**Data provided:**

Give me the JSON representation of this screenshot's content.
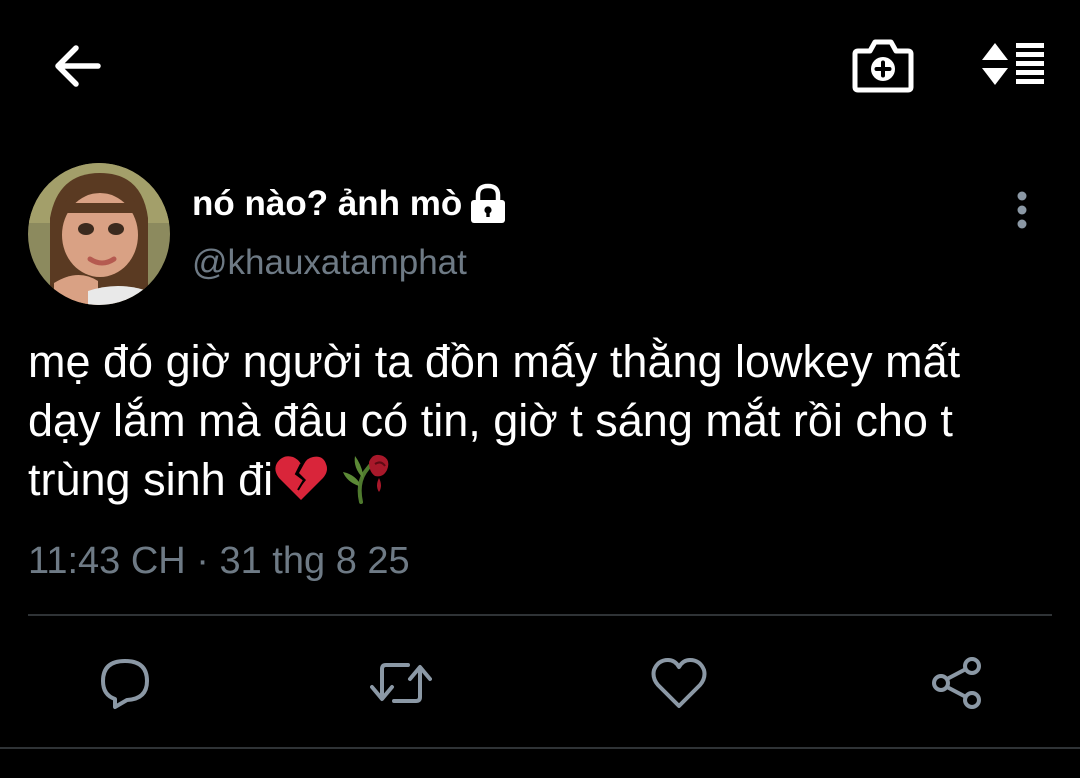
{
  "topbar": {
    "back_icon": "arrow-left-icon",
    "camera_icon": "camera-plus-icon",
    "sort_icon": "sort-list-icon"
  },
  "tweet": {
    "display_name": "nó nào? ảnh mò",
    "protected_icon": "lock-icon",
    "handle": "@khauxatamphat",
    "text_lines": [
      "mẹ đó giờ người ta đồn mấy thằng lowkey mất",
      "dạy lắm mà đâu có tin, giờ t sáng mắt rồi cho t",
      "trùng sinh đi"
    ],
    "emojis": [
      "💔",
      "🥀"
    ],
    "timestamp": "11:43 CH · 31 thg 8 25"
  },
  "actions": {
    "reply_icon": "reply-icon",
    "retweet_icon": "retweet-icon",
    "like_icon": "heart-icon",
    "share_icon": "share-icon"
  },
  "colors": {
    "background": "#000000",
    "text": "#ffffff",
    "secondary_text": "#6e7a85",
    "divider": "#2f3336",
    "icon": "#8b98a5"
  }
}
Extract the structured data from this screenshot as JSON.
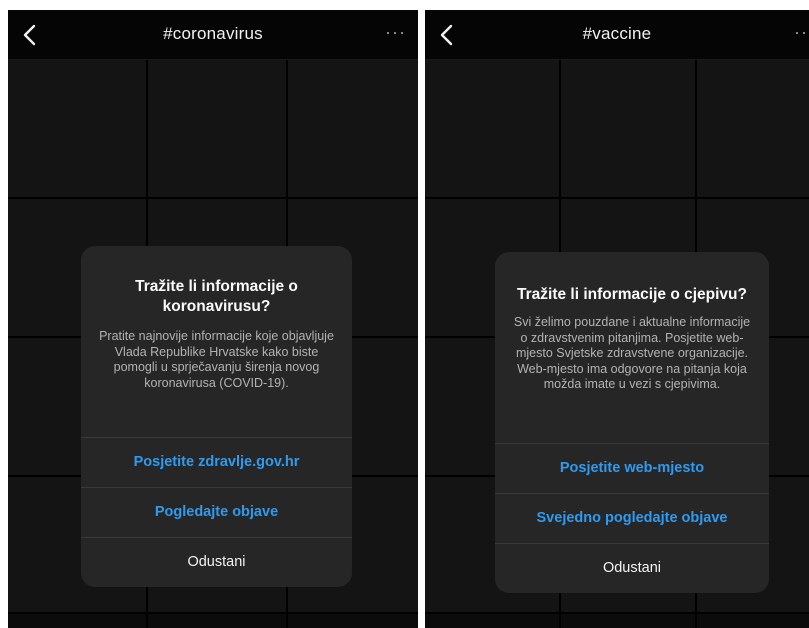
{
  "screens": [
    {
      "title": "#coronavirus",
      "more": "···",
      "dialog": {
        "heading": "Tražite li informacije o koronavirusu?",
        "message": "Pratite najnovije informacije koje objavljuje Vlada Republike Hrvatske kako biste pomogli u sprječavanju širenja novog koronavirusa (COVID-19).",
        "actions": [
          "Posjetite zdravlje.gov.hr",
          "Pogledajte objave",
          "Odustani"
        ]
      }
    },
    {
      "title": "#vaccine",
      "more": "···",
      "dialog": {
        "heading": "Tražite li informacije o cjepivu?",
        "message": "Svi želimo pouzdane i aktualne informacije o zdravstvenim pitanjima. Posjetite web-mjesto Svjetske zdravstvene organizacije. Web-mjesto ima odgovore na pitanja koja možda imate u vezi s cjepivima.",
        "actions": [
          "Posjetite web-mjesto",
          "Svejedno pogledajte objave",
          "Odustani"
        ]
      }
    }
  ],
  "colors": {
    "accent": "#2e9bf0",
    "dialog_bg": "#262626",
    "background": "#0b0b0b"
  },
  "icons": {
    "back": "chevron-left-icon",
    "more": "more-horizontal-icon"
  }
}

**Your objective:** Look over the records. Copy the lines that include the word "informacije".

**Solution to the exercise:**
        "heading": "Tražite li informacije o koronavirusu?",
        "message": "Pratite najnovije informacije koje objavljuje Vlada Republike Hrvatske kako biste pomogli u sprječavanju širenja novog koronavirusa (COVID-19).",
        "heading": "Tražite li informacije o cjepivu?",
        "message": "Svi želimo pouzdane i aktualne informacije o zdravstvenim pitanjima. Posjetite web-mjesto Svjetske zdravstvene organizacije. Web-mjesto ima odgovore na pitanja koja možda imate u vezi s cjepivima.",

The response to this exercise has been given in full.